  • Find a picture that best represents that persona.  This will be the most memorable thing about the persona and what gets used most.  Make it a good one.  With a relevant background environment, facial expression, clothing, tools in hand, etc.  Check out a really great example of visually oriented personas
  • Post them up where everyone can see/utilize.  See examples of how some companies have done this.
  • Treat them like participants in a conversation when making product decisions…”Would [your persona’s name] actually find this valuable?  What’s the problem she/he is facing and what’s the context impacting the solution we build?”  Here is one example we use in our workshop that highlights a real world example of utilizing a persona in choosing a feature/design direction for an area of a small business software application.

You’d be surprised how many companies believe they have clear target customer definitions but when we poll the entire team (product managers, UX team, engineers, etc.) we get different definitions across the teams and different opinions about how/if those definitions are adhered to in decision making.  That makes getting product decisions made quickly and in a way that “stick” almost impossible.

Start by polling the team… are you all on the same page?

 

 

 

The Rebellion is here.

We thought we’d start with our story. We are two product leaders who are tired of seeing product managers struggle.Tired of watching YOU struggle to do the right thing. Tired of product managers being mistaken for project managers. Tired of you not having the support you deserve. Yes, we’re speaking to you – the product manager who’s smart, capable, driven – we know you. We know that you’re working way too many hours, juggling way too many tasks and catching everything that’s falling through the cracks. We are here to help.

We’re also speaking to the managers out there – those of you who have risen up the product ranks. We’re one of you. Being pulled in multiple directions. Working on a product that’s not growing and the team is looking to you. It’s time to go back to the fundamentals. We are here to help.

That’s what our Product Rebellion is all about. Our jobs are to wave that customer flag – every day. Join us.

We commit to giving you ideas, tools, examples that will help in your fight. Join us.

We want you. Your customers need you. Let’s get back to doing the jobs we must, and creating products that customers love.

Join us.

When all else fails – go talk to a customer.

Having a bad day? Got another twenty powerpoint revisions to make for that big meeting tomorrow? The one that seems to come around every 5 minutes… Well, here’s your first rebel challenge. Block two hours tomorrow (and if that’s really not possible, find a time next week). Put it in your calendar now (that’s right, open up your calendar and book it. We’ll wait). Now search through your customer logs and find a customer who’s given you feedback recently. It doesn’t matter if it’s praise, a complaint, or just a question. Send them an email to request a 15 minute discussion about your product. Now do that again two more times with two more customers. You just booked yourself time to talk to three real people about your product. Excited?

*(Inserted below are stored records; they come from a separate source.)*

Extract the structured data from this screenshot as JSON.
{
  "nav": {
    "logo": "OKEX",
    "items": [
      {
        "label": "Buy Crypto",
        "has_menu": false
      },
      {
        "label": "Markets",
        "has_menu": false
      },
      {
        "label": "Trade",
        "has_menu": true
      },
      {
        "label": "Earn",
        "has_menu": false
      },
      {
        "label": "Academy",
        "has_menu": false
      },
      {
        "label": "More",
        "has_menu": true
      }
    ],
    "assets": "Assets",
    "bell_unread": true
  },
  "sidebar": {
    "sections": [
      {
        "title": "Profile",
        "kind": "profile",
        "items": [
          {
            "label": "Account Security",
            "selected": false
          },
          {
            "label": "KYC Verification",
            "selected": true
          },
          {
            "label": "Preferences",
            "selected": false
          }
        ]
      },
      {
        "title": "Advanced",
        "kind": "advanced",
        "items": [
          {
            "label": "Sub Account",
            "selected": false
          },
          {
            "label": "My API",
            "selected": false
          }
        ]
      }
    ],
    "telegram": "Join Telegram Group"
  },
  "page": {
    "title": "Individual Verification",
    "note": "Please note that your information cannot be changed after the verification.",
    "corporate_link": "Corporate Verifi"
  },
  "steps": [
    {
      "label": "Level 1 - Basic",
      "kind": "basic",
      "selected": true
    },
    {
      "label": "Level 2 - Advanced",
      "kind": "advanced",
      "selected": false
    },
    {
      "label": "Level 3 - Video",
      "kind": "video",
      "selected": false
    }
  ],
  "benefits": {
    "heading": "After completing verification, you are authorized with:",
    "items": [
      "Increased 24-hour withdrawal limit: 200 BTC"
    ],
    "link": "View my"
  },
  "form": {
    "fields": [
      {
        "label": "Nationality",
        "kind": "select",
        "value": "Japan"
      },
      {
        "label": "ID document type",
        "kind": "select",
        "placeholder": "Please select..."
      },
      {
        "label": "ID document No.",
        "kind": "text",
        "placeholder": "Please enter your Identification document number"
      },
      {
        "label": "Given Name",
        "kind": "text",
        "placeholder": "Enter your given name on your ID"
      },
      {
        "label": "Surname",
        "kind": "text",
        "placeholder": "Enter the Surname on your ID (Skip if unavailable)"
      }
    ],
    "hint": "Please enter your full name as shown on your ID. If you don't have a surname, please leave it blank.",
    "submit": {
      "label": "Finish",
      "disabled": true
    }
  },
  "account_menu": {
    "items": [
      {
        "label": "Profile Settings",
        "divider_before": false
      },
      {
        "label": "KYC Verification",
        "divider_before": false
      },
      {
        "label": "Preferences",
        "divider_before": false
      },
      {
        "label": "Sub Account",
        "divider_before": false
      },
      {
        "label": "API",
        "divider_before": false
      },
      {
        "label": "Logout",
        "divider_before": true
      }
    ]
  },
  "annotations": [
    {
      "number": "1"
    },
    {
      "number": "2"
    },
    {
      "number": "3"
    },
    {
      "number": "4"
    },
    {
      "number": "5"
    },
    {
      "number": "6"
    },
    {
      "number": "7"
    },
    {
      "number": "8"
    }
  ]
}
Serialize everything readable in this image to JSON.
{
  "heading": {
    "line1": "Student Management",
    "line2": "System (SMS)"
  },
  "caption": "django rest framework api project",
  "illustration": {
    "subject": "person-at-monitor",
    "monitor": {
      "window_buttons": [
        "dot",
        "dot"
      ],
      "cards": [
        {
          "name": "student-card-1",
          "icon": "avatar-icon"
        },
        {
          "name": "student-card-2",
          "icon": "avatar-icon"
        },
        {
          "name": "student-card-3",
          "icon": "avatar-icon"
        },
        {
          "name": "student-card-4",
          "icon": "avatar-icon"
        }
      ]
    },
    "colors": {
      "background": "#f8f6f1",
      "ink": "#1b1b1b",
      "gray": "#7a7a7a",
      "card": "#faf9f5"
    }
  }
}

Now all you need to do is put this script into your calendar, and you’re all set:

Hi, I’m <name>, a product manager with <name of product>. I know that you recently used our product, and I’d really appreciate hearing a little about your experience. This won’t take more than 10-12 minutes of your time. I just have three questions:

  1. Can you tell me a little about why you chose the product, and is it meeting your expectations? (why, why not)
  2. What would you recommend about the product? (Why)
  3. If you could change one thing, what would it be? (Why)

Thanks so much for your time. Talking to customers is one of my favorite parts of the day, and I so appreciate your willingness to share your experience with me.

That’s it…go ahead and modify it whatever way you prefer. But if you don’t have time, you still have this waiting in your calendar, ready to go. No excuses! Go on product rebel, make a difference to a single customer, and maybe learn something that will make a big difference for you.